Cyber-bullying and harassment
Harmful Digital Communications Act: A new law has been implemented, which aims to prevent harm caused by digital communications. The measures address damage spread through methods such as emails, texts and social media posts. The rules tackle cyber-bullying, harassment and ‘revenge porn’ (i.e. sharing explicit sexual images on the internet without the person’s consent). The Act also introduces criminal offences and standard take down procedures.
The criminal offences became effective on July 3, 2015, but the take down procedures won’t begin until two years from July 2016.
(1) Employers should put in place processes to monitor their website or App contents as they may be legally responsible for content posted by staff.
(2) Although not required, it is a good idea to address these issues in a digital communications policy (particularly for larger employers which are dependent on digital work). The policy can specify behaviour standards when using the business’ digital communication facilities.
Health and safety
Health and Safety at Work Act 2015: With effect from April 4, 2016 new rules and regulations will be introduced that replace the previous legislation. The regulations will cover general risk and workplace management; major hazard facilities; asbestos; and worker participation and representation. WorkSafe NZ will issue guidance to support the new Act and regulations. This formal guidance will start to become available in 2016.
The legislation introduces the concept of a Person Conducting a Business or Undertaking, known as a PCBU. A PCBU is in the best position to control health and safety risks as it carries out the business.

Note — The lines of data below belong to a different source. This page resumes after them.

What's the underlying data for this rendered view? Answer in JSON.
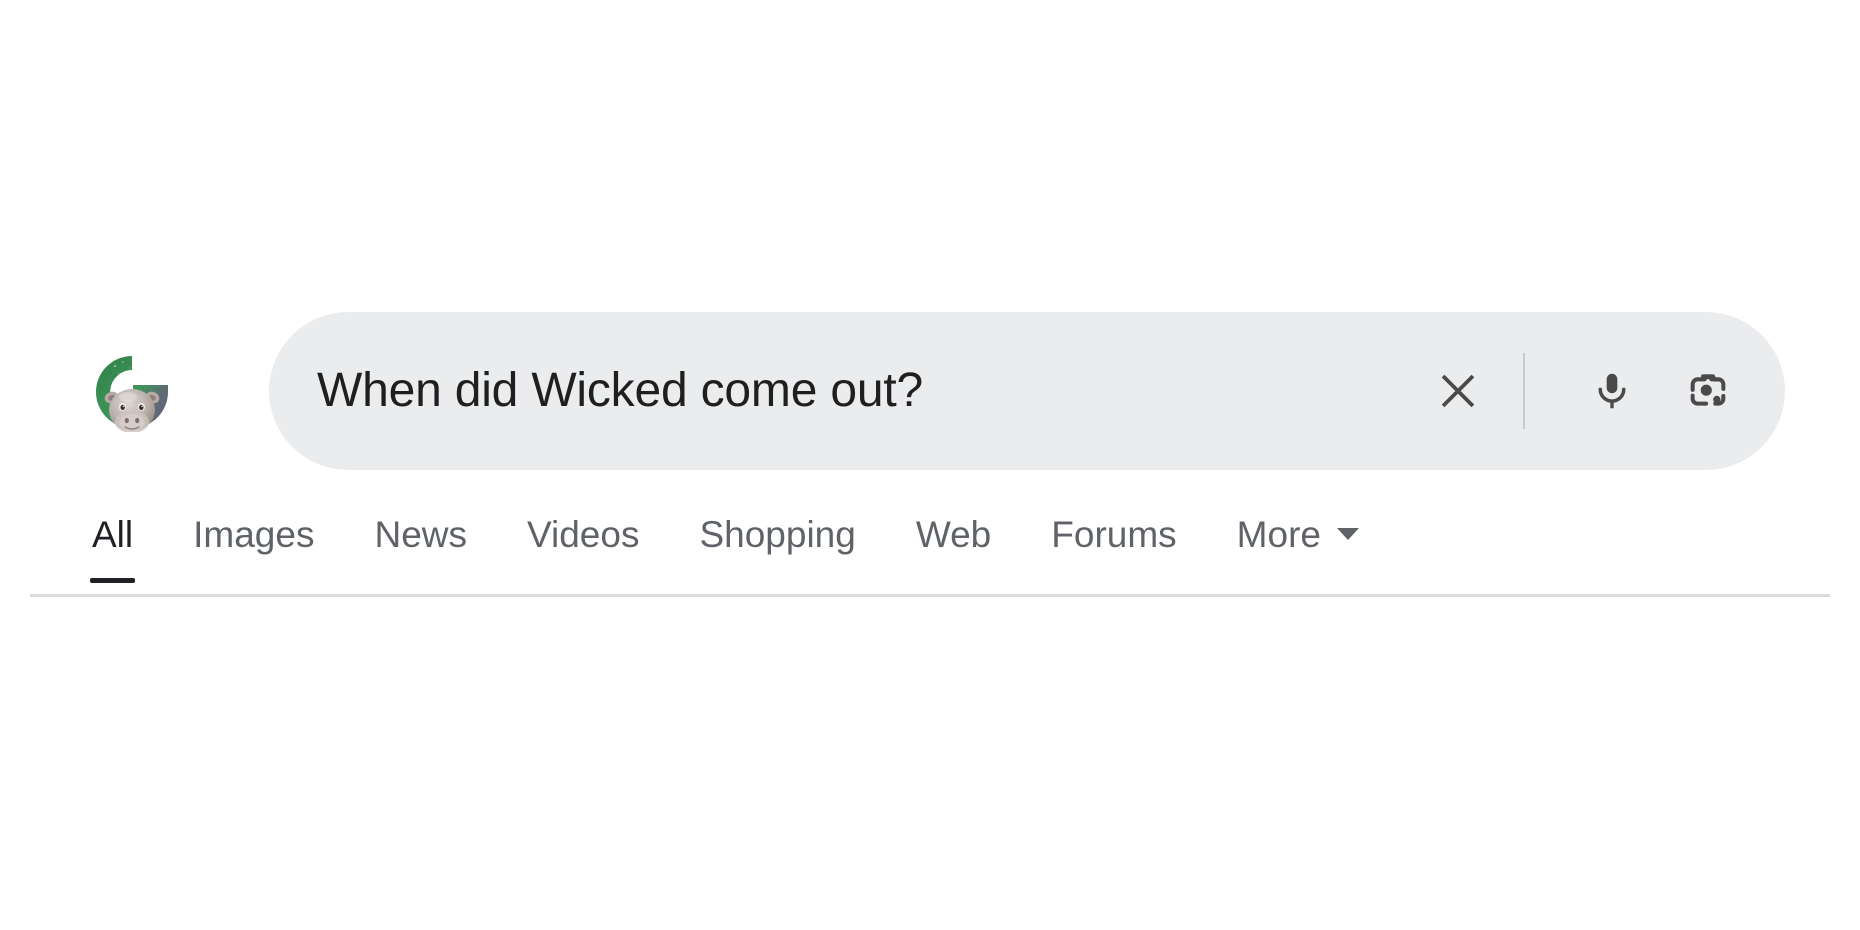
{
  "page": {
    "background_color": "#ffffff"
  },
  "logo": {
    "name": "google-doodle-logo",
    "description": "Google G with hippo doodle",
    "colors": {
      "g_green": "#3a8f52",
      "g_purple": "#655b7d",
      "hippo_body": "#b8aeaa",
      "hippo_light": "#d8d2cd",
      "hippo_dark": "#8a7d78",
      "hippo_eye": "#3b2b22"
    }
  },
  "search": {
    "query": "When did Wicked come out?",
    "placeholder": "Search",
    "bar_color": "#ebecee",
    "text_color": "#1f1f1f",
    "clear_label": "Clear",
    "voice_label": "Search by voice",
    "lens_label": "Search by image",
    "icons": {
      "clear": "close-icon",
      "voice": "microphone-icon",
      "lens": "google-lens-camera-icon"
    },
    "icon_color": "#4a4a4a",
    "divider_color": "#c7c9cc"
  },
  "tabs": {
    "active_index": 0,
    "active_color": "#202124",
    "inactive_color": "#5f6368",
    "items": [
      {
        "label": "All"
      },
      {
        "label": "Images"
      },
      {
        "label": "News"
      },
      {
        "label": "Videos"
      },
      {
        "label": "Shopping"
      },
      {
        "label": "Web"
      },
      {
        "label": "Forums"
      },
      {
        "label": "More",
        "has_caret": true
      }
    ]
  },
  "rule": {
    "color": "#dadce0"
  }
}
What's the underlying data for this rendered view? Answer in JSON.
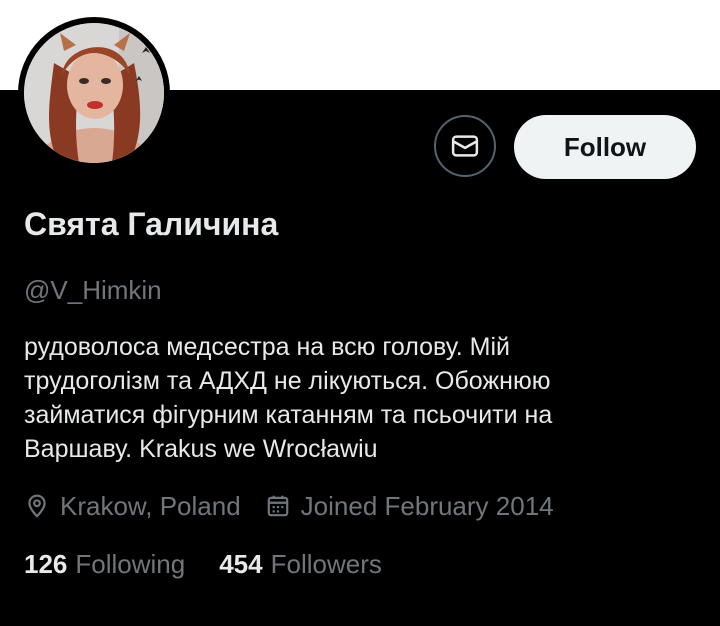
{
  "profile": {
    "display_name": "Свята Галичина",
    "handle": "@V_Himkin",
    "bio_lines": [
      "рудоволоса медсестра на всю голову. Мій",
      "трудоголізм та АДХД не лікуються. Обожнюю",
      "займатися фігурним катанням та псьочити на",
      "Варшаву. Krakus we Wrocławiu"
    ],
    "location": "Krakow, Poland",
    "joined": "Joined February 2014"
  },
  "actions": {
    "follow_label": "Follow",
    "message_icon": "envelope-icon"
  },
  "stats": {
    "following_count": "126",
    "following_label": "Following",
    "followers_count": "454",
    "followers_label": "Followers"
  },
  "icons": {
    "location": "map-pin-icon",
    "joined": "calendar-icon"
  },
  "colors": {
    "background": "#000000",
    "banner": "#ffffff",
    "primary_text": "#e7e9ea",
    "secondary_text": "#71767b",
    "follow_button_bg": "#eff3f4",
    "follow_button_text": "#0f1419",
    "message_button_border": "#536471"
  }
}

It will usually be a business entity rather than an individual. The PCBU has the duty to control risks to work health and safety as far as is reasonably practicable, and it must consult employees on health and safety practises. Officers of PBCUs (people at the governance level or with “significant influence” in the management of the business) must exercise due diligence ensuring that PCBUs comply with their duties.
(1) Businesses should ensure they understand who the PCBUs are and whether or not there are any overlapping duties.
(2) Ensure any published guidance is reviewed and put into practice.
(3) Implement a due diligence plan ready to be used by Officers of PCBUs.
(4) Check the requirements for health and safety representation based on the size of the business and the business risk level.
Zero hours contracts
Employment Standards Legislation: The law is yet to go through Select Committee stage, but once implemented, it will introduce changes to the use of zero-hour contracts. The law will prevent unreasonable deductions from employee’s wages (even if with consent); cancelling shifts without providing reasonable notice or compensation; and putting unreasonable restrictions on secondary employment. Employers will need to maintain compliance records (monitoring working hours and holiday). A failure to do so will result in fines.
(1) Ensure reasonable notice provisions in zero-hour contracts are being complied with.
(2) Make sure that policies are in place to record compliance with entitlement provisions.
(3) Ensure employee records are kept for 7 years (or for as long as necessary).
Prepared with assistance from Kensington Swan, Lawyers of Auckland, New Zealand